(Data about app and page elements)
◇ ◇ ◇
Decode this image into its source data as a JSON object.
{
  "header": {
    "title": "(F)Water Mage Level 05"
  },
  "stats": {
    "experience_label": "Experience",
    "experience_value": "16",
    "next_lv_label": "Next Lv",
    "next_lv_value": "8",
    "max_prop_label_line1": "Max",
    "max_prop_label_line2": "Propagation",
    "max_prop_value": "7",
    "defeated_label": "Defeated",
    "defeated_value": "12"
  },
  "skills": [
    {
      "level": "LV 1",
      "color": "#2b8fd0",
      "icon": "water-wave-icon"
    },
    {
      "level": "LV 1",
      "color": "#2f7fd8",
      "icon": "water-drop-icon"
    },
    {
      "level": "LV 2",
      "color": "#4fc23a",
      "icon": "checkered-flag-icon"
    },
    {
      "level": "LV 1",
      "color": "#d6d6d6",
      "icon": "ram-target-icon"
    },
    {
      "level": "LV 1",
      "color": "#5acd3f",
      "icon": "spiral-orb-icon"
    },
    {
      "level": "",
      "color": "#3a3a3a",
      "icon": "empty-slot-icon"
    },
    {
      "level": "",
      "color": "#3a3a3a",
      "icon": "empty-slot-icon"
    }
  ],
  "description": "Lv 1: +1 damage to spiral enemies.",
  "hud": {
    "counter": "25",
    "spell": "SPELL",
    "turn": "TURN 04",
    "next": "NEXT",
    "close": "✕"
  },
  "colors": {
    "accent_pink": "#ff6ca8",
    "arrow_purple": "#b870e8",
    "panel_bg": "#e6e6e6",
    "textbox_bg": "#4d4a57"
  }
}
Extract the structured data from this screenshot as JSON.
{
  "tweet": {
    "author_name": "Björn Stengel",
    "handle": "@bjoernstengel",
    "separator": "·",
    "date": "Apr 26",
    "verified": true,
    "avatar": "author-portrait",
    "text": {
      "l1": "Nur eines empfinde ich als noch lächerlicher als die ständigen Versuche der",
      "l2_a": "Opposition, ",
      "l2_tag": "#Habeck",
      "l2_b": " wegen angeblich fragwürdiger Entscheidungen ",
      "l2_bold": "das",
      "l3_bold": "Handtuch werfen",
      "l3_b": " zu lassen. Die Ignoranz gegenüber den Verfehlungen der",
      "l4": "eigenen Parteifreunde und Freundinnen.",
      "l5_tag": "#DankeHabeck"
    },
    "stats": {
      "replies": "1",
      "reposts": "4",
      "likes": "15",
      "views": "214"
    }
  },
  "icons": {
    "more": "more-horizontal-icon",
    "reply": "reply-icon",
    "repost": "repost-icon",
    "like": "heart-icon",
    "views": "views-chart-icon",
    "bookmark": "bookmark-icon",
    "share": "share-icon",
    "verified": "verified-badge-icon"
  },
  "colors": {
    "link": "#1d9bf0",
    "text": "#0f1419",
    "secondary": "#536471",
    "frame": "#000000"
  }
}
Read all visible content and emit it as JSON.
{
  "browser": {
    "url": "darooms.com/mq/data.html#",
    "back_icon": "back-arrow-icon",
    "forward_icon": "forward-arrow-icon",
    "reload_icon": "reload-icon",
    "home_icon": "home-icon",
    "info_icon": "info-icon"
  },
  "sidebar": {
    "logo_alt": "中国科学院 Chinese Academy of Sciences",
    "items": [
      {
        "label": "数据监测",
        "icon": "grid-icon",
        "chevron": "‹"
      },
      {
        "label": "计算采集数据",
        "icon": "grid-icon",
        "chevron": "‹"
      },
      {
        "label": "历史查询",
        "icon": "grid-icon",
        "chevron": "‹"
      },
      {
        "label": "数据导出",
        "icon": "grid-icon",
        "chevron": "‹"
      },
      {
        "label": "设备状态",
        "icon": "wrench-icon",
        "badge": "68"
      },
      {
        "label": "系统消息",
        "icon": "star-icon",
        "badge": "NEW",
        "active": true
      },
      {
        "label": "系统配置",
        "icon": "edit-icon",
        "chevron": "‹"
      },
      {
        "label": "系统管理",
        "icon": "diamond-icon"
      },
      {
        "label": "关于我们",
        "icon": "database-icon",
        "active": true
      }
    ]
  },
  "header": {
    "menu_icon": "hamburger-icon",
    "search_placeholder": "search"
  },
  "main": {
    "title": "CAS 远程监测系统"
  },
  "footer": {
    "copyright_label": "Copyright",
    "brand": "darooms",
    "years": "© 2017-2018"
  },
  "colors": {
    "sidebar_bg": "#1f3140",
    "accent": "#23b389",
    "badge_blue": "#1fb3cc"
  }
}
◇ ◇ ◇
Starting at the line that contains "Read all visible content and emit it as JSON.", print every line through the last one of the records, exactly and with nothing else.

• _TASK RESPONSE_
Read all visible content and emit it as JSON.
{
  "browser": {
    "url": "darooms.com/mq/data.html#",
    "back_icon": "back-arrow-icon",
    "forward_icon": "forward-arrow-icon",
    "reload_icon": "reload-icon",
    "home_icon": "home-icon",
    "info_icon": "info-icon"
  },
  "sidebar": {
    "logo_alt": "中国科学院 Chinese Academy of Sciences",
    "items": [
      {
        "label": "数据监测",
        "icon": "grid-icon",
        "chevron": "‹"
      },
      {
        "label": "计算采集数据",
        "icon": "grid-icon",
        "chevron": "‹"
      },
      {
        "label": "历史查询",
        "icon": "grid-icon",
        "chevron": "‹"
      },
      {
        "label": "数据导出",
        "icon": "grid-icon",
        "chevron": "‹"
      },
      {
        "label": "设备状态",
        "icon": "wrench-icon",
        "badge": "68"
      },
      {
        "label": "系统消息",
        "icon": "star-icon",
        "badge": "NEW",
        "active": true
      },
      {
        "label": "系统配置",
        "icon": "edit-icon",
        "chevron": "‹"
      },
      {
        "label": "系统管理",
        "icon": "diamond-icon"
      },
      {
        "label": "关于我们",
        "icon": "database-icon",
        "active": true
      }
    ]
  },
  "header": {
    "menu_icon": "hamburger-icon",
    "search_placeholder": "search"
  },
  "main": {
    "title": "CAS 远程监测系统"
  },
  "footer": {
    "copyright_label": "Copyright",
    "brand": "darooms",
    "years": "© 2017-2018"
  },
  "colors": {
    "sidebar_bg": "#1f3140",
    "accent": "#23b389",
    "badge_blue": "#1fb3cc"
  }
}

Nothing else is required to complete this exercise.